Task item
Look through the listing below and report how many lines contain "data", as a bare number.

Given entries
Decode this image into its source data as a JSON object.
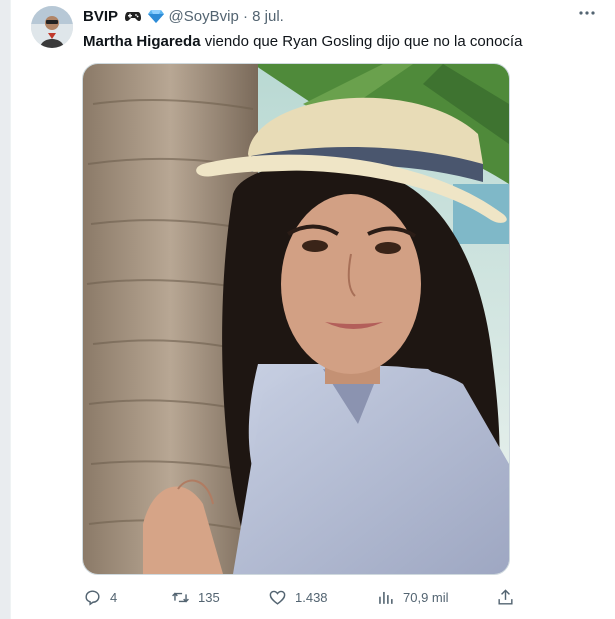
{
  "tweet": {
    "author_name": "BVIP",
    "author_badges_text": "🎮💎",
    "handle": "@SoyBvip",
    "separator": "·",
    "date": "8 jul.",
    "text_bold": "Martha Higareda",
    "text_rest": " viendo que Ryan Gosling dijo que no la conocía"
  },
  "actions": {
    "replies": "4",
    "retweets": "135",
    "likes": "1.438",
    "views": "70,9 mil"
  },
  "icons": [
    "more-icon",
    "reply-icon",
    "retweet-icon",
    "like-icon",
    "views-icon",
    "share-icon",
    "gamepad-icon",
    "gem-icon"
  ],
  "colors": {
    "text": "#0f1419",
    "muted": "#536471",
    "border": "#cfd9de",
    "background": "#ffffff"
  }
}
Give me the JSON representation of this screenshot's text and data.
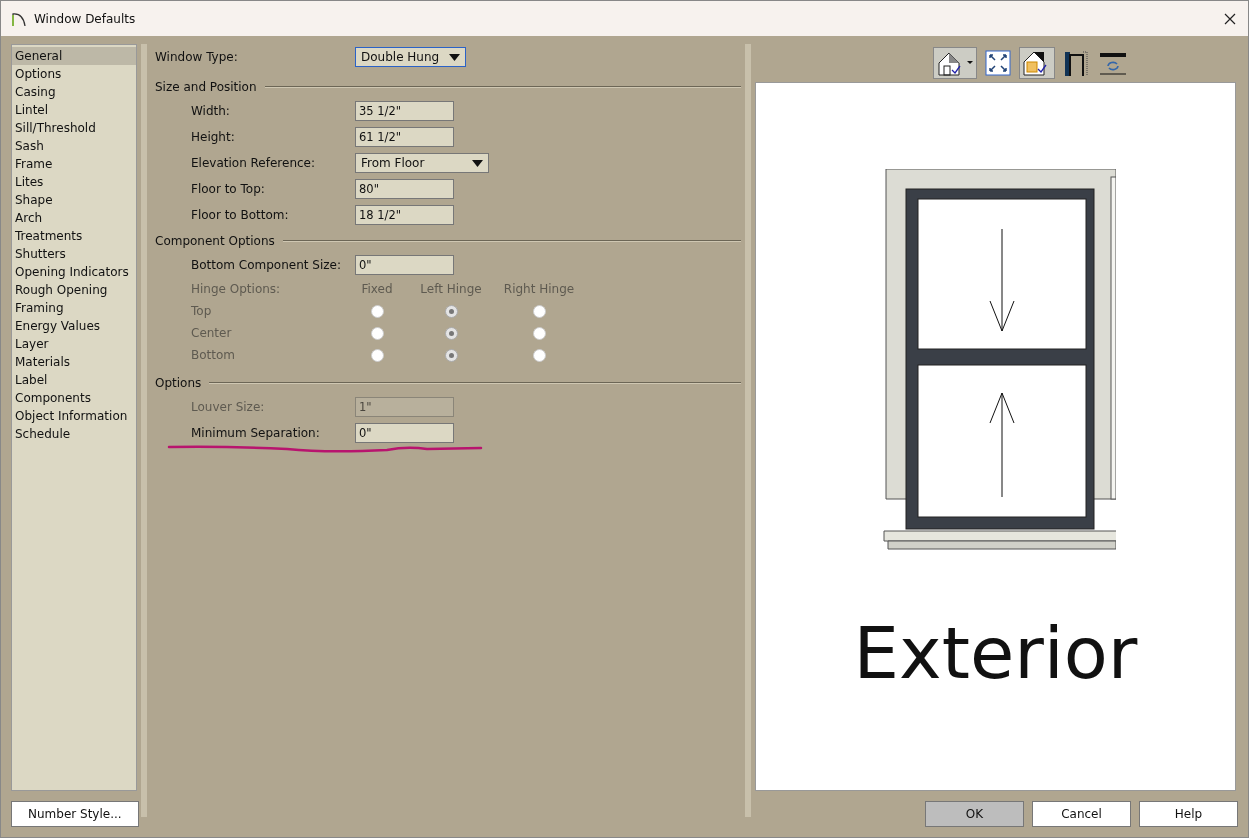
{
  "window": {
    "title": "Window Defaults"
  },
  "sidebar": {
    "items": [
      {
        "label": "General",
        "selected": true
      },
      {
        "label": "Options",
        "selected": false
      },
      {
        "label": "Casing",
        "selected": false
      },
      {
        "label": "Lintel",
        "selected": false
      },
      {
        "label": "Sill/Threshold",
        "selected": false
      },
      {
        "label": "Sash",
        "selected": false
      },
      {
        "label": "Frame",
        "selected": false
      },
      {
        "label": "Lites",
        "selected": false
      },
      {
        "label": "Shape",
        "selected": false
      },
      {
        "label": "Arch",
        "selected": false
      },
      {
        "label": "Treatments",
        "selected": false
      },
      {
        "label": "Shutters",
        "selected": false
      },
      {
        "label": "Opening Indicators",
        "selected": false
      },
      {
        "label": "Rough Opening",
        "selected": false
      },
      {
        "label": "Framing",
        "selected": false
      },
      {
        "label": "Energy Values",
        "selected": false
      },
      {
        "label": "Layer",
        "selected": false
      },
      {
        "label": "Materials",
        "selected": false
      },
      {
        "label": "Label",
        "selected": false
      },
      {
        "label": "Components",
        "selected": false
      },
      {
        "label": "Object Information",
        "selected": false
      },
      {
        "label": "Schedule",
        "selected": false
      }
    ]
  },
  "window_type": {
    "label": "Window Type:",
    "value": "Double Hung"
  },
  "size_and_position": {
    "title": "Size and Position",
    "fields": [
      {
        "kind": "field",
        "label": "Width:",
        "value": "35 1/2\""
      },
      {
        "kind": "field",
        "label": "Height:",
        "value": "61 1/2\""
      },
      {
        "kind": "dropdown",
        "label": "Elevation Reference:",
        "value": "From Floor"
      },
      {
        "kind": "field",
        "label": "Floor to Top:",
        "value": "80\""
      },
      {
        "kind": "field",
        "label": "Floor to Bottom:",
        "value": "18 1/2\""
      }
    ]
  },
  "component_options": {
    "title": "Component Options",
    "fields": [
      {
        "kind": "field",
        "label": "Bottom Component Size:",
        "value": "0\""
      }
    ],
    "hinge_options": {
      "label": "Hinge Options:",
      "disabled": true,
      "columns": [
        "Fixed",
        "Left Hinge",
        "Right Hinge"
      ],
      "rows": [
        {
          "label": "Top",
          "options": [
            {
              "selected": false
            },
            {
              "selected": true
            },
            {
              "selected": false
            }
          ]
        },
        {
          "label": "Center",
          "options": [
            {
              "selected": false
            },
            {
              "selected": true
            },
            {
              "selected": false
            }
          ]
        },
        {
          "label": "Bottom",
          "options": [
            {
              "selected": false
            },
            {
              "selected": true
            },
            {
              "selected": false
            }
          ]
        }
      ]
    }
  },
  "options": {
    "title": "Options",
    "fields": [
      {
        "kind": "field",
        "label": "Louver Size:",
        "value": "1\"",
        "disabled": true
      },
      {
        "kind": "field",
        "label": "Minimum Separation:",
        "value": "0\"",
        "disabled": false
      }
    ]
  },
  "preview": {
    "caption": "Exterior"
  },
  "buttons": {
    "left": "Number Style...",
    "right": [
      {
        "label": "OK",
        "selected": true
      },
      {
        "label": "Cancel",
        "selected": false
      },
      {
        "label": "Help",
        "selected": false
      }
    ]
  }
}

Your response
2